**** DATA UNDER STUDY
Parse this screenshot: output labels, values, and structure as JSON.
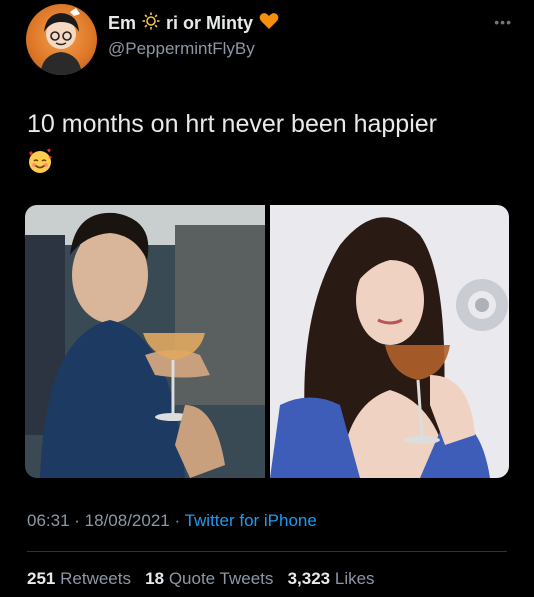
{
  "author": {
    "name_before": "Em",
    "name_after": "ri or Minty",
    "handle": "@PeppermintFlyBy",
    "sun_icon": "sun-icon",
    "heart_icon": "orange-heart-icon",
    "avatar_icon": "avatar-illustration"
  },
  "tweet": {
    "text": "10 months on hrt never been happier",
    "emoji_icon": "smiling-face-with-hearts-emoji"
  },
  "media": {
    "photos": [
      "before-photo",
      "after-photo"
    ]
  },
  "meta": {
    "time": "06:31",
    "sep1": " · ",
    "date": "18/08/2021",
    "sep2": " · ",
    "source": "Twitter for iPhone"
  },
  "stats": {
    "retweets_count": "251",
    "retweets_label": "Retweets",
    "quotes_count": "18",
    "quotes_label": "Quote Tweets",
    "likes_count": "3,323",
    "likes_label": "Likes"
  },
  "colors": {
    "background": "#000000",
    "text": "#e7e9ea",
    "secondary": "#8b98a5",
    "link": "#1d9bf0",
    "heart": "#f4900c"
  }
}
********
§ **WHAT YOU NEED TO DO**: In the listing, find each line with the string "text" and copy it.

§ **SOLVED EXERCISE**:
    "text": "10 months on hrt never been happier",
    "text": "#e7e9ea",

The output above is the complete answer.